*EXERCISE REQUIREMENTS*
Search the entries for the word "icon" and return every line where it is found.

[Dataset rows describing interfaces]
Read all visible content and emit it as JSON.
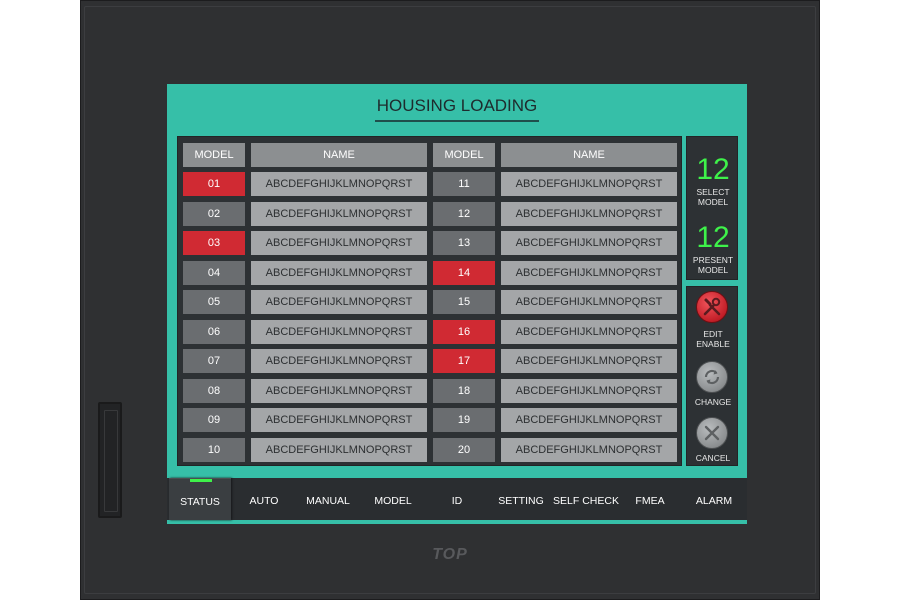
{
  "screen": {
    "title": "HOUSING LOADING",
    "brand": "TOP"
  },
  "table": {
    "headers": {
      "model": "MODEL",
      "name": "NAME"
    },
    "left_rows": [
      {
        "model": "01",
        "name": "ABCDEFGHIJKLMNOPQRST",
        "active": true
      },
      {
        "model": "02",
        "name": "ABCDEFGHIJKLMNOPQRST",
        "active": false
      },
      {
        "model": "03",
        "name": "ABCDEFGHIJKLMNOPQRST",
        "active": true
      },
      {
        "model": "04",
        "name": "ABCDEFGHIJKLMNOPQRST",
        "active": false
      },
      {
        "model": "05",
        "name": "ABCDEFGHIJKLMNOPQRST",
        "active": false
      },
      {
        "model": "06",
        "name": "ABCDEFGHIJKLMNOPQRST",
        "active": false
      },
      {
        "model": "07",
        "name": "ABCDEFGHIJKLMNOPQRST",
        "active": false
      },
      {
        "model": "08",
        "name": "ABCDEFGHIJKLMNOPQRST",
        "active": false
      },
      {
        "model": "09",
        "name": "ABCDEFGHIJKLMNOPQRST",
        "active": false
      },
      {
        "model": "10",
        "name": "ABCDEFGHIJKLMNOPQRST",
        "active": false
      }
    ],
    "right_rows": [
      {
        "model": "11",
        "name": "ABCDEFGHIJKLMNOPQRST",
        "active": false
      },
      {
        "model": "12",
        "name": "ABCDEFGHIJKLMNOPQRST",
        "active": false
      },
      {
        "model": "13",
        "name": "ABCDEFGHIJKLMNOPQRST",
        "active": false
      },
      {
        "model": "14",
        "name": "ABCDEFGHIJKLMNOPQRST",
        "active": true
      },
      {
        "model": "15",
        "name": "ABCDEFGHIJKLMNOPQRST",
        "active": false
      },
      {
        "model": "16",
        "name": "ABCDEFGHIJKLMNOPQRST",
        "active": true
      },
      {
        "model": "17",
        "name": "ABCDEFGHIJKLMNOPQRST",
        "active": true
      },
      {
        "model": "18",
        "name": "ABCDEFGHIJKLMNOPQRST",
        "active": false
      },
      {
        "model": "19",
        "name": "ABCDEFGHIJKLMNOPQRST",
        "active": false
      },
      {
        "model": "20",
        "name": "ABCDEFGHIJKLMNOPQRST",
        "active": false
      }
    ]
  },
  "side": {
    "select_model_value": "12",
    "select_model_label_1": "SELECT",
    "select_model_label_2": "MODEL",
    "present_model_value": "12",
    "present_model_label_1": "PRESENT",
    "present_model_label_2": "MODEL",
    "edit_label_1": "EDIT",
    "edit_label_2": "ENABLE",
    "change_label": "CHANGE",
    "cancel_label": "CANCEL",
    "edit_icon": "tools-icon",
    "change_icon": "refresh-icon",
    "cancel_icon": "close-icon"
  },
  "tabs": [
    "STATUS",
    "AUTO",
    "MANUAL",
    "MODEL",
    "ID",
    "SETTING",
    "SELF CHECK",
    "FMEA",
    "ALARM"
  ],
  "active_tab": "STATUS",
  "colors": {
    "screen_bg": "#36bfa8",
    "active_cell": "#d02a33",
    "indicator_green": "#3ef24a"
  }
}
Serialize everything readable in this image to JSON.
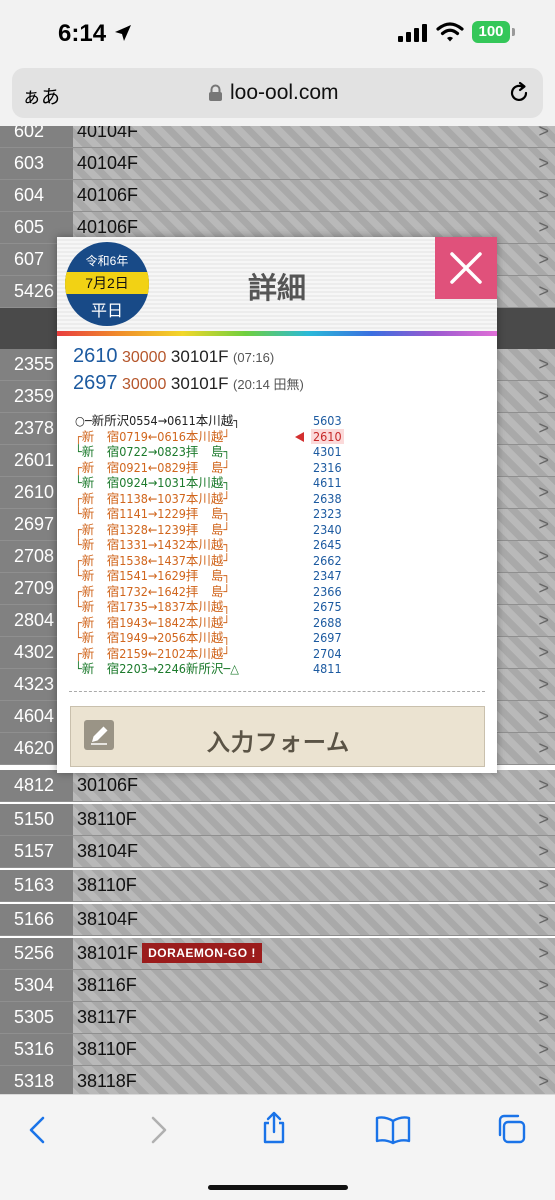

*TASK SOLUTION*
    "edit_icon": "tools-icon",
    "change_icon": "refresh-icon",
    "cancel_icon": "close-icon"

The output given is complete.